Dogs need phosphorus in their diet to grow strong teeth and bones, healthy cells, and to be able to store and use energy in their body. Selenium helps to keep their thyroid healthy and has antioxidant properties that provide benefits like preventing cell damage, cognitive decline, and even fighting cancer.
This fantastic fish also contains iodine which will help to keep your pooch’s thyroid healthy, and lots of omega-3. You probably know omega-3 is brilliant at helping to keep your brain and joints healthy, and it’s the same for our dogs.
That means cod and other fish is a great addition to an old dog’s diet to prevent cognitive decline and help manage arthritis. But, omega-3 has tons of other benefits, including helping to reduce inflammation, soothing itchy skin, and settling allergies. Omega-3 is vital in your dog’s diet anyway, but it can work wonders on some sick dogs whether it’s alleviating allergies or helping to manage heart disease.
Raw cod can be a problem for your pooch because eating it might make them unwell, and if you’re unlucky, they could carry parasites. Simply cooking cod before feeding it to your dog is enough to prevent these tummy troubles and uninvited pests.
One of the worries about feeding fish to our pets is the mercury levels. Some fish, like certain species of tuna, can contain high levels of mercury that can build up in your dog’s body and make them sick. However, cod is a relatively small and shorter-lived fish so it’s low in mercury, making it a safe and healthy seafood for Fido.
There is one uncommon problem with eating cod or any fish too much, and that is thiamine deficiency. However, your dog won’t be at risk unless they eat nothing but cod for an extended period of time. Vitamin deficiencies, including thiamine deficiency, are easy to prevent by simply making sure your pooch eats a balanced diet.
If you’re feeding your pooch cod and it isn’t an ingredient in their dog food, then it’s a treat. All treats, including cod, should make up no more than 10% of your dog’s recommended daily calorie intake, whilst the other 90% will be from their meals.
Your pooch can eat more cod if it’s an ingredient in their dinner. If you’re making their meals yourself, you will need to discuss with a vet or canine nutritionist how much cod your dog can eat because it will depend on their size, age, and individual nutritional needs.

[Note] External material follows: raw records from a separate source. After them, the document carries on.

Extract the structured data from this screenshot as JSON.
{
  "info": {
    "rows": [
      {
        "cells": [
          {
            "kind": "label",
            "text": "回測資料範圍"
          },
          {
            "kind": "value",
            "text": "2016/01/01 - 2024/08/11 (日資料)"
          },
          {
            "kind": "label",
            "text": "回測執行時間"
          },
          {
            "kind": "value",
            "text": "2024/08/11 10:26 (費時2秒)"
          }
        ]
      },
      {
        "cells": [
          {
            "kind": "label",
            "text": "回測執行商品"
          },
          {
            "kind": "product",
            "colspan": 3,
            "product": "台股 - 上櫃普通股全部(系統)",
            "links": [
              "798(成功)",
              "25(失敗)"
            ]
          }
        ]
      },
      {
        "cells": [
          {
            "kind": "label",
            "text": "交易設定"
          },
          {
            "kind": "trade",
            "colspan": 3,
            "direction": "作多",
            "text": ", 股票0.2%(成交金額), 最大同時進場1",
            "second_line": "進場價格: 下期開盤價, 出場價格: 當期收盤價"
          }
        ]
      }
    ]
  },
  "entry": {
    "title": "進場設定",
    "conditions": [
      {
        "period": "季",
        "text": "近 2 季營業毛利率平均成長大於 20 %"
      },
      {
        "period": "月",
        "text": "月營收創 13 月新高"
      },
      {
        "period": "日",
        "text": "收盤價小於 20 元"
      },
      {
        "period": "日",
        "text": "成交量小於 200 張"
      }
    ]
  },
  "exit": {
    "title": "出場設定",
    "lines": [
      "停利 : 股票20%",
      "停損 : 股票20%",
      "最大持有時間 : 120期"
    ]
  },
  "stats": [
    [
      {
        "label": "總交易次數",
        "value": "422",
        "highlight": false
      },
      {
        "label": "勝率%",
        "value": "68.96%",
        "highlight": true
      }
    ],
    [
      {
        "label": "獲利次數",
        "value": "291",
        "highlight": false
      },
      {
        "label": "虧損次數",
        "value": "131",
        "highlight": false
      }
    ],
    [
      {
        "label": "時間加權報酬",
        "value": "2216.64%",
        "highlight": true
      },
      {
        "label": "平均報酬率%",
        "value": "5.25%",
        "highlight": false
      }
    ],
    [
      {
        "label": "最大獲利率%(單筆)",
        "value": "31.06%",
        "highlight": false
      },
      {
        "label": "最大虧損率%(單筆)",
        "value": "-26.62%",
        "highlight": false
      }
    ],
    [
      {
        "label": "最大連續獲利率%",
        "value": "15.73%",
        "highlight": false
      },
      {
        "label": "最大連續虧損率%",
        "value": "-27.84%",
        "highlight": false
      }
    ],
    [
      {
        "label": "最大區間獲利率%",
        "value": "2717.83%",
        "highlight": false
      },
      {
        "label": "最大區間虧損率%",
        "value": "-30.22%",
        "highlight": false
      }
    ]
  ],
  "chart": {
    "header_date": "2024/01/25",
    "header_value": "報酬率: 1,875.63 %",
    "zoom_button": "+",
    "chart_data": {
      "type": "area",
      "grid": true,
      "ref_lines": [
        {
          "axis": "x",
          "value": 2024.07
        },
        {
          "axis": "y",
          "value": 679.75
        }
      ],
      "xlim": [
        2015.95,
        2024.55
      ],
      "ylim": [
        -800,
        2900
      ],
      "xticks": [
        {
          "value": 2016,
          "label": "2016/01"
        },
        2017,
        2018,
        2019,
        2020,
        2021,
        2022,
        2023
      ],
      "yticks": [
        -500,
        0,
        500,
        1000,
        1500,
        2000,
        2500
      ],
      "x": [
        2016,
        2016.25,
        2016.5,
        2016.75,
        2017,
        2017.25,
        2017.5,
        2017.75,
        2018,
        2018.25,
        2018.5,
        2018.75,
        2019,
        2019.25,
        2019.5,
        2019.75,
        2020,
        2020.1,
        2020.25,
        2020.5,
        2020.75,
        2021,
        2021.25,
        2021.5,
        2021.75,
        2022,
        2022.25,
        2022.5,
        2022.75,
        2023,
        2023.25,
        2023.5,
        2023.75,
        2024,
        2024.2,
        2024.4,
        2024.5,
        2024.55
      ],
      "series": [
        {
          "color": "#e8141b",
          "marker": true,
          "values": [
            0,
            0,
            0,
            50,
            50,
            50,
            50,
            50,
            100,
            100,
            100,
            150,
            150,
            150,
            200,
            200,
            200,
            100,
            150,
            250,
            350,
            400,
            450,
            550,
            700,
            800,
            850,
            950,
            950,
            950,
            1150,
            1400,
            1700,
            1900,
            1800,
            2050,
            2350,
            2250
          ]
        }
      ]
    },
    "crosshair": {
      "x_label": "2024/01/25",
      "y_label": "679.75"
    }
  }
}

If your dog has cod in their dog food it will already be in appropriate proportions to keep them healthy, you just need to give them the right portion size for dinner. If your pooch is eating Pure, their food will already be tailored to meet their individual needs and we’ll let you know exactly how much to give your dog to keep them bright-eyed and waggy-tailed.
There’s no bones about it, dogs can eat cod! You just need to make sure there are no bones in your fillet of fish and that it’s plain and properly cooked before feeding it to Fido.
Cod is a fantastic protein source for dogs and it’s low in fat, salt, carbs, and calories so you don’t need to be super stingy with their portions. This flaky, tasty fish can be used as a healthy treat or as an ingredient in your dog’s dinner.
However, certain types of fish are often the main protein source in many complete dog food recipes, such as our Pure salmon recipes. We use salmon to get all the goodness from the salmon, omega 3 oils and protein, alongside being super tasty for your dog too! Give it a go, your dog will thank you for it later!
Written by: Dr Andrew Miller MRCVS
Andy graduated from Bristol University in 2010 and sees nutrition as a foundation for our pet's wellbeing and takes a common-sense approach. We are what we eat, and it shouldn't be any different for our pets.